Olga Tokarczuk’s Drive Your Plow over the Bones of the Dead was unusual, but Flights is in another category altogether. It is an attempt to escape the boundaries of the conventional, linear novel.
It is written in snippets. Some of them are stories, some little vignettes or descriptions, some philosophical discursions, some lectures. Some of the snippets are observations from the narrator, an unnamed Polish woman who likes to be constantly traveling, often to visit museums of curiosities, particularly those that show the workings of the human body. Others are stories about people she meets on her journeys or just stories about people. Some of the threads recur in the novel; most do not.
Anchoring all this is the theme of movement.
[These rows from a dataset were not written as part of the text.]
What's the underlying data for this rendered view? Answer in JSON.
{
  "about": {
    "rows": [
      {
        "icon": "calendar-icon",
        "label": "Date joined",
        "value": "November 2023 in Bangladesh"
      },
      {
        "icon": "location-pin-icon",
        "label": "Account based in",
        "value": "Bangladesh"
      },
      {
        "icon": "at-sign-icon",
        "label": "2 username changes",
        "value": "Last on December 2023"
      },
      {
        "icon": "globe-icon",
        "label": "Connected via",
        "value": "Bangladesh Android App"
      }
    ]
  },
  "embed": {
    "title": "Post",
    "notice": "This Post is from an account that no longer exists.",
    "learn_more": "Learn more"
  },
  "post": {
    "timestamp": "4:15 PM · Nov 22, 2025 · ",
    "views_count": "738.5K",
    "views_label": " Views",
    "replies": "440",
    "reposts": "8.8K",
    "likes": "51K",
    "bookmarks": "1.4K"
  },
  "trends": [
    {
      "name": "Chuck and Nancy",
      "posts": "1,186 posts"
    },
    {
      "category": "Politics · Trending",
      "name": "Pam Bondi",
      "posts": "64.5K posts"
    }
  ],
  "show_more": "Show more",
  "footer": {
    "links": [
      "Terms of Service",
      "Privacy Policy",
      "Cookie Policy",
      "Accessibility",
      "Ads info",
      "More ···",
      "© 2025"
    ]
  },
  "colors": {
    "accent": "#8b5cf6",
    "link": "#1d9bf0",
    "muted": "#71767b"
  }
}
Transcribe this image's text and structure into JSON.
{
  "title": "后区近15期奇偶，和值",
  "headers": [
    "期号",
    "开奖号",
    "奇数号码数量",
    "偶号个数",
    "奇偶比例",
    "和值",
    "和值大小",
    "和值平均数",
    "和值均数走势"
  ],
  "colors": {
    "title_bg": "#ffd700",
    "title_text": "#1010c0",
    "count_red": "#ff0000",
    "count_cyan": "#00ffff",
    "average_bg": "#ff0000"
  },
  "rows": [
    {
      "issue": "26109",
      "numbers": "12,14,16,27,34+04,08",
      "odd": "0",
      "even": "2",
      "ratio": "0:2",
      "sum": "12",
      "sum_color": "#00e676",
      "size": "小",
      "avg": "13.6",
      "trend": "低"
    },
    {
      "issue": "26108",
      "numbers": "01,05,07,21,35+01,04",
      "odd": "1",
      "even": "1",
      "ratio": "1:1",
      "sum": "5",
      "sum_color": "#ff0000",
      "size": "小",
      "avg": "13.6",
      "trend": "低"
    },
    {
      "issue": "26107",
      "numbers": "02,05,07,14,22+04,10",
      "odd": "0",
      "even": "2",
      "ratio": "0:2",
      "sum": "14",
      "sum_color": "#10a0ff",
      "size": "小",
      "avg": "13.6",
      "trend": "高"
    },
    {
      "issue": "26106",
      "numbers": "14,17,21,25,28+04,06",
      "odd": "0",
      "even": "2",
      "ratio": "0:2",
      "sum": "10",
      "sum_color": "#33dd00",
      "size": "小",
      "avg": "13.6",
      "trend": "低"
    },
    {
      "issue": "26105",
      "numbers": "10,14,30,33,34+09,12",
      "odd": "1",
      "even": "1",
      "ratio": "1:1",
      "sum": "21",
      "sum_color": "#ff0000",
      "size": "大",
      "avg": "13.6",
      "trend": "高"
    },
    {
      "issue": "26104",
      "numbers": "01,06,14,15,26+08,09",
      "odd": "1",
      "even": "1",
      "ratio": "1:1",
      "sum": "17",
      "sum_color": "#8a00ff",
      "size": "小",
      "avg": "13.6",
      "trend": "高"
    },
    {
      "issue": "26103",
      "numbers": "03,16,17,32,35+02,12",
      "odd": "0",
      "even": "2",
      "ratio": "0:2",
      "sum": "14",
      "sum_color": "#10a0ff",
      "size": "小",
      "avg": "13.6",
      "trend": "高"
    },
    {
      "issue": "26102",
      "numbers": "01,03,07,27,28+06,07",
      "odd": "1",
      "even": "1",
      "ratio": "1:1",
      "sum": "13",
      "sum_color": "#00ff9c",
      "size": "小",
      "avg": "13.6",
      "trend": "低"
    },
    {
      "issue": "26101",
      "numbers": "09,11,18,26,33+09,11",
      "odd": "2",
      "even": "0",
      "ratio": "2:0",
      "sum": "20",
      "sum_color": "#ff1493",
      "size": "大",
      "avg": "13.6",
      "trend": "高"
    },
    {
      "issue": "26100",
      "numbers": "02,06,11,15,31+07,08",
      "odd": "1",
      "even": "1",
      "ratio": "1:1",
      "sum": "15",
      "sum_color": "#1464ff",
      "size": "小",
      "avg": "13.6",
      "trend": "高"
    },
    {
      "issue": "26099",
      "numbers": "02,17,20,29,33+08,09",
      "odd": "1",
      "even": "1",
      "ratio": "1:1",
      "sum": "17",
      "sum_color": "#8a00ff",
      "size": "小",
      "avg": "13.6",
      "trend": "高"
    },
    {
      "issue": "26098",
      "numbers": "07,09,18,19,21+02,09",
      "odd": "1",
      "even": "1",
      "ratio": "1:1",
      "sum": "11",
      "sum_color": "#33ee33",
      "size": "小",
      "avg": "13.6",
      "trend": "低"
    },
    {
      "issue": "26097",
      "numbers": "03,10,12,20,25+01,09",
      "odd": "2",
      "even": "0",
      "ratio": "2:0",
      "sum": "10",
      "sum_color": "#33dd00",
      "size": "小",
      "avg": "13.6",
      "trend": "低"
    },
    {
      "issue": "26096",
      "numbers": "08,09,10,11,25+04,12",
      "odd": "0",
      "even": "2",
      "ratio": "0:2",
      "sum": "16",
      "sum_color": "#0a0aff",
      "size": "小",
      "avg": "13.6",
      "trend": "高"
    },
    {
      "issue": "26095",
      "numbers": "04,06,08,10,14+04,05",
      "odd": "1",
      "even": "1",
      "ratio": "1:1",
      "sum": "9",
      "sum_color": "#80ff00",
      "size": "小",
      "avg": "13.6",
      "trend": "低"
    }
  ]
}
Most of the stories are about people on their way somewhere else, occasionally to another stage of being.
This novel was widely acclaimed by reviewers and won the Man International Prize. How it will strike ordinary readers is hard to guess. It’s not easy. I found parts of it interesting and other parts, particularly the lectures on travel psychology, which I doubt anyone would ever listen to, incomprehensible, as if someone were reading from a dense professional manual.